[Data provided]

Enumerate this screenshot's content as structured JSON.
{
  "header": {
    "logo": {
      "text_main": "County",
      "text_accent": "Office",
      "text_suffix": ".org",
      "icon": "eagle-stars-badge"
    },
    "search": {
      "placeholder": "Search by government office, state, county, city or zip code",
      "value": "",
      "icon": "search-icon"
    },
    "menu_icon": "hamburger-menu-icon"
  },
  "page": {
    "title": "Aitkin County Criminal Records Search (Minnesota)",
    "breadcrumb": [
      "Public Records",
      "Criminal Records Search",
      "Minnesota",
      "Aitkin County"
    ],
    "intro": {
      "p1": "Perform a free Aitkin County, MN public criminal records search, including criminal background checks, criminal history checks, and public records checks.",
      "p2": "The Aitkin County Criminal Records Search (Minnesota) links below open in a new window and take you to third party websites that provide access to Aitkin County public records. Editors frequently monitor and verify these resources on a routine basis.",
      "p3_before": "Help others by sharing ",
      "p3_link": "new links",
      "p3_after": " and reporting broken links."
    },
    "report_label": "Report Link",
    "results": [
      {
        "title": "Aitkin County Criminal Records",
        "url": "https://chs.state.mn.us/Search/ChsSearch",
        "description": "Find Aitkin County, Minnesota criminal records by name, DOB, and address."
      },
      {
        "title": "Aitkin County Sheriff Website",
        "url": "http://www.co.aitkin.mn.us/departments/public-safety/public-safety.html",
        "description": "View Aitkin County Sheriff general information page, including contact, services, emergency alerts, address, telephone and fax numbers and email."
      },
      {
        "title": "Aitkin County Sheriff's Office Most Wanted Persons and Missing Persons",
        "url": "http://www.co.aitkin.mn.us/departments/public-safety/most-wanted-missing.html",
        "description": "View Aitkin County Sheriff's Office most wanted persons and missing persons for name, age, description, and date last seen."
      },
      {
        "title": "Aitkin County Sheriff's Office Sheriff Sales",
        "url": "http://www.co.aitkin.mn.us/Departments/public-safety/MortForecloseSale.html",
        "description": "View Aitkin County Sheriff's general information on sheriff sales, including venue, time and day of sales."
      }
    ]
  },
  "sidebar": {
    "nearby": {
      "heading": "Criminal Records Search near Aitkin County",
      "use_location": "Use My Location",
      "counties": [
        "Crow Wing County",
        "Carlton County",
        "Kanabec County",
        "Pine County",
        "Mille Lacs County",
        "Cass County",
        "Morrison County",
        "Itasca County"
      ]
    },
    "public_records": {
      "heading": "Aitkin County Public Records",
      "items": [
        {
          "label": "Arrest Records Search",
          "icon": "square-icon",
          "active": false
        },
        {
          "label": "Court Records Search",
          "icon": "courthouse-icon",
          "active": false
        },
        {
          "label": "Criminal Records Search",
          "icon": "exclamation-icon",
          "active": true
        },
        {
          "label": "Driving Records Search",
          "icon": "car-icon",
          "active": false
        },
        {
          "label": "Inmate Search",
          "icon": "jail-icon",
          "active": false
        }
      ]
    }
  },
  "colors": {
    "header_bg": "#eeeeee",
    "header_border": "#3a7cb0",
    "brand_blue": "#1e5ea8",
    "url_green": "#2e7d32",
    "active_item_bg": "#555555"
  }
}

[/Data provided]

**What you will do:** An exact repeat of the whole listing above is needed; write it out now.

**Output:**
Enumerate this screenshot's content as structured JSON.
{
  "header": {
    "logo": {
      "text_main": "County",
      "text_accent": "Office",
      "text_suffix": ".org",
      "icon": "eagle-stars-badge"
    },
    "search": {
      "placeholder": "Search by government office, state, county, city or zip code",
      "value": "",
      "icon": "search-icon"
    },
    "menu_icon": "hamburger-menu-icon"
  },
  "page": {
    "title": "Aitkin County Criminal Records Search (Minnesota)",
    "breadcrumb": [
      "Public Records",
      "Criminal Records Search",
      "Minnesota",
      "Aitkin County"
    ],
    "intro": {
      "p1": "Perform a free Aitkin County, MN public criminal records search, including criminal background checks, criminal history checks, and public records checks.",
      "p2": "The Aitkin County Criminal Records Search (Minnesota) links below open in a new window and take you to third party websites that provide access to Aitkin County public records. Editors frequently monitor and verify these resources on a routine basis.",
      "p3_before": "Help others by sharing ",
      "p3_link": "new links",
      "p3_after": " and reporting broken links."
    },
    "report_label": "Report Link",
    "results": [
      {
        "title": "Aitkin County Criminal Records",
        "url": "https://chs.state.mn.us/Search/ChsSearch",
        "description": "Find Aitkin County, Minnesota criminal records by name, DOB, and address."
      },
      {
        "title": "Aitkin County Sheriff Website",
        "url": "http://www.co.aitkin.mn.us/departments/public-safety/public-safety.html",
        "description": "View Aitkin County Sheriff general information page, including contact, services, emergency alerts, address, telephone and fax numbers and email."
      },
      {
        "title": "Aitkin County Sheriff's Office Most Wanted Persons and Missing Persons",
        "url": "http://www.co.aitkin.mn.us/departments/public-safety/most-wanted-missing.html",
        "description": "View Aitkin County Sheriff's Office most wanted persons and missing persons for name, age, description, and date last seen."
      },
      {
        "title": "Aitkin County Sheriff's Office Sheriff Sales",
        "url": "http://www.co.aitkin.mn.us/Departments/public-safety/MortForecloseSale.html",
        "description": "View Aitkin County Sheriff's general information on sheriff sales, including venue, time and day of sales."
      }
    ]
  },
  "sidebar": {
    "nearby": {
      "heading": "Criminal Records Search near Aitkin County",
      "use_location": "Use My Location",
      "counties": [
        "Crow Wing County",
        "Carlton County",
        "Kanabec County",
        "Pine County",
        "Mille Lacs County",
        "Cass County",
        "Morrison County",
        "Itasca County"
      ]
    },
    "public_records": {
      "heading": "Aitkin County Public Records",
      "items": [
        {
          "label": "Arrest Records Search",
          "icon": "square-icon",
          "active": false
        },
        {
          "label": "Court Records Search",
          "icon": "courthouse-icon",
          "active": false
        },
        {
          "label": "Criminal Records Search",
          "icon": "exclamation-icon",
          "active": true
        },
        {
          "label": "Driving Records Search",
          "icon": "car-icon",
          "active": false
        },
        {
          "label": "Inmate Search",
          "icon": "jail-icon",
          "active": false
        }
      ]
    }
  },
  "colors": {
    "header_bg": "#eeeeee",
    "header_border": "#3a7cb0",
    "brand_blue": "#1e5ea8",
    "url_green": "#2e7d32",
    "active_item_bg": "#555555"
  }
}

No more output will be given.